* [PROBLEM TO WORK ON]: Each line of the data should be duplicated precisely.

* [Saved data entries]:
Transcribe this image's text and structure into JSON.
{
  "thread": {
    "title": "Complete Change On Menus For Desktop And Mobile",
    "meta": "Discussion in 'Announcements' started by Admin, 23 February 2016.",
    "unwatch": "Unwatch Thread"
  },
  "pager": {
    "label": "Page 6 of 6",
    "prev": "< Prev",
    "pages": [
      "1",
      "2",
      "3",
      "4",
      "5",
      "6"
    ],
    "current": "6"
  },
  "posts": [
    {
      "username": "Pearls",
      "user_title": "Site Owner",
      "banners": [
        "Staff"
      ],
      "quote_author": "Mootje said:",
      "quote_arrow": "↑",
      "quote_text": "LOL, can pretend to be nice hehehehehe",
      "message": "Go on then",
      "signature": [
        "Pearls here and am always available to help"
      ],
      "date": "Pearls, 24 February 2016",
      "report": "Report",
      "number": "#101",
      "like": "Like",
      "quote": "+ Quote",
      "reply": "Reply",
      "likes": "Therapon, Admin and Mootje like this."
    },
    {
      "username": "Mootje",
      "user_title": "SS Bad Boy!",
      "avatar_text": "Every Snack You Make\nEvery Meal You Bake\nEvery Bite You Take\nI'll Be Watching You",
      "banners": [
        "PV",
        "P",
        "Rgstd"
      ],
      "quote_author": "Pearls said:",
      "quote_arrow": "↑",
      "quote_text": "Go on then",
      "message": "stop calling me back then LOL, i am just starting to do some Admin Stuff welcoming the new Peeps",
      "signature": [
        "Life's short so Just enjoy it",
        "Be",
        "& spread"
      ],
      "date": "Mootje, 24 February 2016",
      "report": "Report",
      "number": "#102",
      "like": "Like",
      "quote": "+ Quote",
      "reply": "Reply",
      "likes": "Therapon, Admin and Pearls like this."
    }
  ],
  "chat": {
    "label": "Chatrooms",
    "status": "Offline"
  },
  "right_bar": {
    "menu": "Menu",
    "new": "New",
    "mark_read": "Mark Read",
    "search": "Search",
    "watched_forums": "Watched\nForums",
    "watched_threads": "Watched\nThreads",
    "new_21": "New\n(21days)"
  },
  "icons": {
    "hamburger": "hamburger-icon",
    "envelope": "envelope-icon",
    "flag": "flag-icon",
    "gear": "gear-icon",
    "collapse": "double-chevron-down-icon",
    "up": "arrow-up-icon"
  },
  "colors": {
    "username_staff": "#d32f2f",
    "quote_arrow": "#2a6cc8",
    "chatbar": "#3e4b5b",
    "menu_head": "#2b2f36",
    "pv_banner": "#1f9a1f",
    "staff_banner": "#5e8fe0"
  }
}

* [OUTPUT]:
Transcribe this image's text and structure into JSON.
{
  "thread": {
    "title": "Complete Change On Menus For Desktop And Mobile",
    "meta": "Discussion in 'Announcements' started by Admin, 23 February 2016.",
    "unwatch": "Unwatch Thread"
  },
  "pager": {
    "label": "Page 6 of 6",
    "prev": "< Prev",
    "pages": [
      "1",
      "2",
      "3",
      "4",
      "5",
      "6"
    ],
    "current": "6"
  },
  "posts": [
    {
      "username": "Pearls",
      "user_title": "Site Owner",
      "banners": [
        "Staff"
      ],
      "quote_author": "Mootje said:",
      "quote_arrow": "↑",
      "quote_text": "LOL, can pretend to be nice hehehehehe",
      "message": "Go on then",
      "signature": [
        "Pearls here and am always available to help"
      ],
      "date": "Pearls, 24 February 2016",
      "report": "Report",
      "number": "#101",
      "like": "Like",
      "quote": "+ Quote",
      "reply": "Reply",
      "likes": "Therapon, Admin and Mootje like this."
    },
    {
      "username": "Mootje",
      "user_title": "SS Bad Boy!",
      "avatar_text": "Every Snack You Make\nEvery Meal You Bake\nEvery Bite You Take\nI'll Be Watching You",
      "banners": [
        "PV",
        "P",
        "Rgstd"
      ],
      "quote_author": "Pearls said:",
      "quote_arrow": "↑",
      "quote_text": "Go on then",
      "message": "stop calling me back then LOL, i am just starting to do some Admin Stuff welcoming the new Peeps",
      "signature": [
        "Life's short so Just enjoy it",
        "Be",
        "& spread"
      ],
      "date": "Mootje, 24 February 2016",
      "report": "Report",
      "number": "#102",
      "like": "Like",
      "quote": "+ Quote",
      "reply": "Reply",
      "likes": "Therapon, Admin and Pearls like this."
    }
  ],
  "chat": {
    "label": "Chatrooms",
    "status": "Offline"
  },
  "right_bar": {
    "menu": "Menu",
    "new": "New",
    "mark_read": "Mark Read",
    "search": "Search",
    "watched_forums": "Watched\nForums",
    "watched_threads": "Watched\nThreads",
    "new_21": "New\n(21days)"
  },
  "icons": {
    "hamburger": "hamburger-icon",
    "envelope": "envelope-icon",
    "flag": "flag-icon",
    "gear": "gear-icon",
    "collapse": "double-chevron-down-icon",
    "up": "arrow-up-icon"
  },
  "colors": {
    "username_staff": "#d32f2f",
    "quote_arrow": "#2a6cc8",
    "chatbar": "#3e4b5b",
    "menu_head": "#2b2f36",
    "pv_banner": "#1f9a1f",
    "staff_banner": "#5e8fe0"
  }
}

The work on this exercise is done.